Science fiction can also be contagious, and inspire children to write their own stories. Or, science fiction might inspire children to make their own science fact in the form of science fair projects. Or they might be inspired to become “citizen scientists”: volunteers who help to collect and analyze research data.

Science fiction has an amazing habit of either predicting or prompting the future. By stirring a child’s imagination, classic science fiction provides children with the tools they’ll need for building a future where they can thrive. See my list of age-appropriate recommendations below.

Sci-Fi Access Points for Children

Little kids



Iron Giant

Big Hero 6

ET: The Extra-Terrestrial

Star Wars: A New Hope

Honey, I Shrunk the Kids


Aliens for Breakfast

Whales on Stilts

Mrs. Frisby and the Rats of NIMH

Big kids


Close Encounters of the Third Kind

Star Wars: The Empire Strikes Back

Star Wars: The Return of the Jedi

The Day the Earth Stood Still



City of Ember

Howl’s Moving Castle

The Little Prince

20,000 Leagues Under the Sea

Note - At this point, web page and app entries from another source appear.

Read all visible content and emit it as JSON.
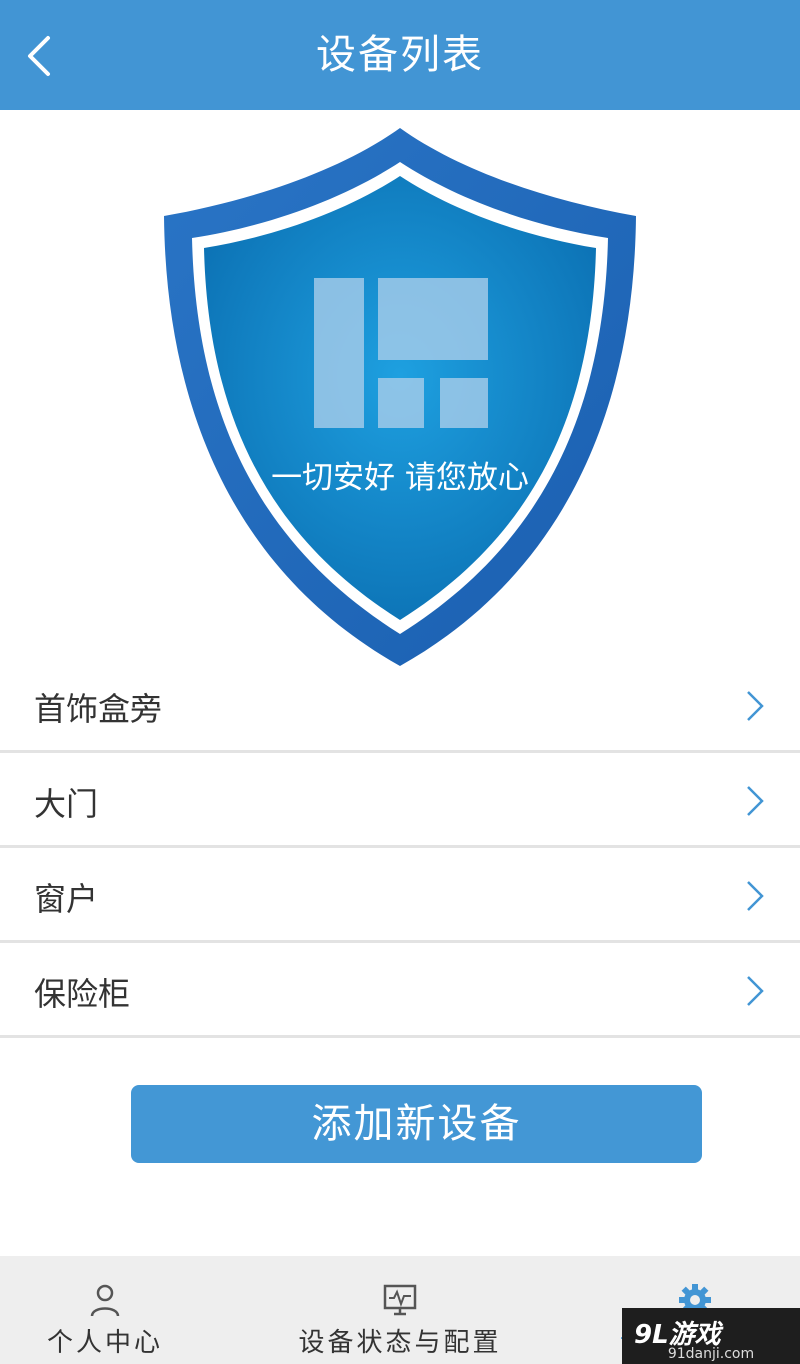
{
  "header": {
    "title": "设备列表",
    "back_icon": "chevron-left-icon"
  },
  "shield": {
    "tagline": "一切安好 请您放心",
    "icon": "shield-logo-icon"
  },
  "devices": [
    {
      "label": "首饰盒旁"
    },
    {
      "label": "大门"
    },
    {
      "label": "窗户"
    },
    {
      "label": "保险柜"
    }
  ],
  "add_button": {
    "label": "添加新设备"
  },
  "tabbar": {
    "tabs": [
      {
        "label": "个人中心",
        "icon": "person-icon"
      },
      {
        "label": "设备状态与配置",
        "icon": "monitor-icon"
      },
      {
        "label": "设",
        "icon": "gear-icon",
        "active": true
      }
    ]
  },
  "watermark": {
    "logo": "9L游戏",
    "site": "91danji.com"
  },
  "colors": {
    "accent": "#4295d4",
    "text": "#333333",
    "divider": "#e3e3e3",
    "tabbar_bg": "#eeeeee"
  }
}
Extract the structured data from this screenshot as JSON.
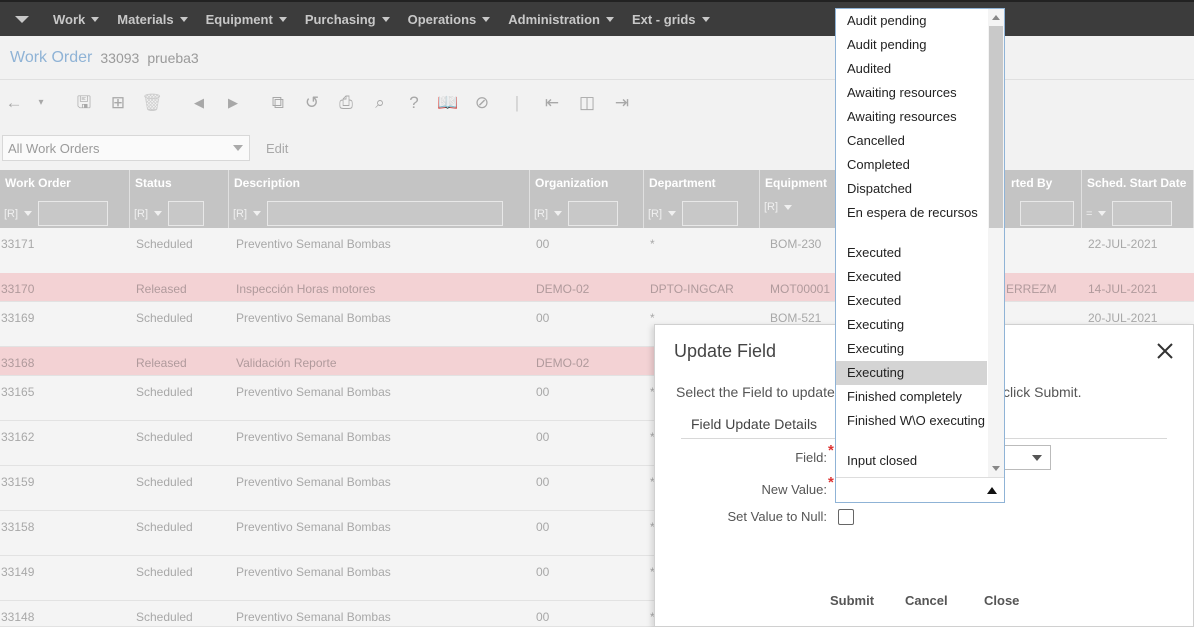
{
  "nav": {
    "items": [
      "Work",
      "Materials",
      "Equipment",
      "Purchasing",
      "Operations",
      "Administration",
      "Ext - grids"
    ]
  },
  "page": {
    "title": "Work Order",
    "record_id": "33093",
    "record_desc": "prueba3"
  },
  "filter": {
    "dataspy": "All Work Orders",
    "edit_label": "Edit"
  },
  "grid": {
    "columns": [
      "Work Order",
      "Status",
      "Description",
      "Organization",
      "Department",
      "Equipment",
      "rted By",
      "Sched. Start Date"
    ],
    "filter_ops": [
      "[R]",
      "[R]",
      "[R]",
      "[R]",
      "[R]",
      "[R]",
      "=",
      "="
    ],
    "rows": [
      {
        "wo": "33171",
        "status": "Scheduled",
        "desc": "Preventivo Semanal Bombas",
        "org": "00",
        "dept": "*",
        "equip": "BOM-230",
        "by": "",
        "date": "22-JUL-2021",
        "red": false
      },
      {
        "wo": "33170",
        "status": "Released",
        "desc": "Inspección Horas motores",
        "org": "DEMO-02",
        "dept": "DPTO-INGCAR",
        "equip": "MOT00001",
        "by": "ERREZM",
        "date": "14-JUL-2021",
        "red": true
      },
      {
        "wo": "33169",
        "status": "Scheduled",
        "desc": "Preventivo Semanal Bombas",
        "org": "00",
        "dept": "*",
        "equip": "BOM-521",
        "by": "",
        "date": "20-JUL-2021",
        "red": false
      },
      {
        "wo": "33168",
        "status": "Released",
        "desc": "Validación Reporte",
        "org": "DEMO-02",
        "dept": "",
        "equip": "",
        "by": "",
        "date": "",
        "red": true
      },
      {
        "wo": "33165",
        "status": "Scheduled",
        "desc": "Preventivo Semanal Bombas",
        "org": "00",
        "dept": "*",
        "equip": "",
        "by": "",
        "date": "",
        "red": false
      },
      {
        "wo": "33162",
        "status": "Scheduled",
        "desc": "Preventivo Semanal Bombas",
        "org": "00",
        "dept": "*",
        "equip": "",
        "by": "",
        "date": "",
        "red": false
      },
      {
        "wo": "33159",
        "status": "Scheduled",
        "desc": "Preventivo Semanal Bombas",
        "org": "00",
        "dept": "*",
        "equip": "",
        "by": "",
        "date": "",
        "red": false
      },
      {
        "wo": "33158",
        "status": "Scheduled",
        "desc": "Preventivo Semanal Bombas",
        "org": "00",
        "dept": "*",
        "equip": "",
        "by": "",
        "date": "",
        "red": false
      },
      {
        "wo": "33149",
        "status": "Scheduled",
        "desc": "Preventivo Semanal Bombas",
        "org": "00",
        "dept": "*",
        "equip": "",
        "by": "",
        "date": "",
        "red": false
      },
      {
        "wo": "33148",
        "status": "Scheduled",
        "desc": "Preventivo Semanal Bombas",
        "org": "00",
        "dept": "*",
        "equip": "",
        "by": "",
        "date": "",
        "red": false
      }
    ]
  },
  "modal": {
    "title": "Update Field",
    "desc_left": "Select the Field to update",
    "desc_right": "click Submit.",
    "tab_label": "Field Update Details",
    "field_label": "Field:",
    "new_value_label": "New Value:",
    "null_label": "Set Value to Null:",
    "submit": "Submit",
    "cancel": "Cancel",
    "close": "Close"
  },
  "dropdown": {
    "items": [
      "Audit pending",
      "Audit pending",
      "Audited",
      "Awaiting resources",
      "Awaiting resources",
      "Cancelled",
      "Completed",
      "Dispatched",
      "En espera de recursos",
      "Executed",
      "Executed",
      "Executed",
      "Executing",
      "Executing",
      "Executing",
      "Finished completely",
      "Finished W\\O executing",
      "Input closed"
    ],
    "highlighted_index": 14
  }
}
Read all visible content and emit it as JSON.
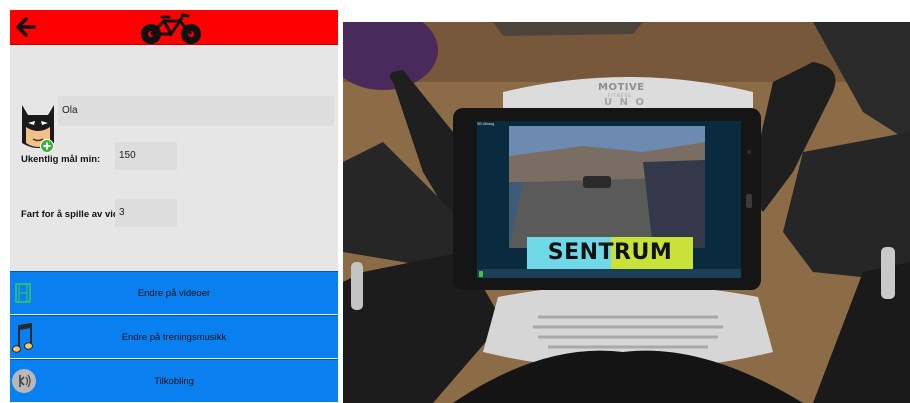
{
  "app": {
    "profile": {
      "name": "Ola",
      "goal_label": "Ukentlig mål min:",
      "goal_value": "150",
      "speed_label": "Fart for å spille av video:",
      "speed_value": "3"
    },
    "menu": [
      {
        "label": "Endre på videoer",
        "icon": "film-icon"
      },
      {
        "label": "Endre på treningsmusikk",
        "icon": "music-note-icon"
      },
      {
        "label": "Tilkobling",
        "icon": "connection-icon"
      }
    ],
    "colors": {
      "topbar": "#ff0000",
      "menu": "#0a80f0",
      "background": "#e9e9e9"
    }
  },
  "photo": {
    "brand": {
      "line1": "MOTIVE",
      "line2": "FITNESS",
      "line3": "U N O"
    },
    "tablet_status": "SB Uthaug",
    "sentrum_label": "SENTRUM"
  }
}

Back to the Future


2001: A Space Odyssey

The Martian

Star Wars: The Force Awakens


A Wrinkle in Time

A Wizard of Earthsea

The Giver

The Martian Chronicles

The Foundation Trilogy



A.I.: Artificial Intelligence



The Matrix

Blade Runner

Planet of the Apes (1968)


Children of Blood and Bone


Logan’s Run

Fahrenheit 451

Hitchhiker’s Guide to the Galaxy

Sirens of Titan

Do Androids Dream of Electric Sheep?

* In general, I would rank the initial three seasons of ST: TOS in the following way: Best: Season 2, Really Good: Season 1, and Needs Work: Season 3. Season 1 has some wonderfully written episodes based on intriguing scenarios, but Season 2 is where the cast was really "owning" their characters. Season 3 has some good episodes, but got pretty silly at times. My favorite episodes are "The Doomsday Machine" (it feels like a mini action movie), "City on the Edge of Forever", "The Enterprise Incident", "Amok Time", "Balance of Terror", "Devil in the Dark", "Arena", "Journey to Babel", "Space Seed", "The Tholian Web", "A Piece of the Action", "Mirror Mirror" (only after seeing a few other episodes since this particular episode deals with evil doppelgangers), and "The Trouble with Tribbles". "Tribbles" is known as "the funny episode" but it's probably more amusing after you've gotten to know the characters more, as the humor is rooted in their unique personalities.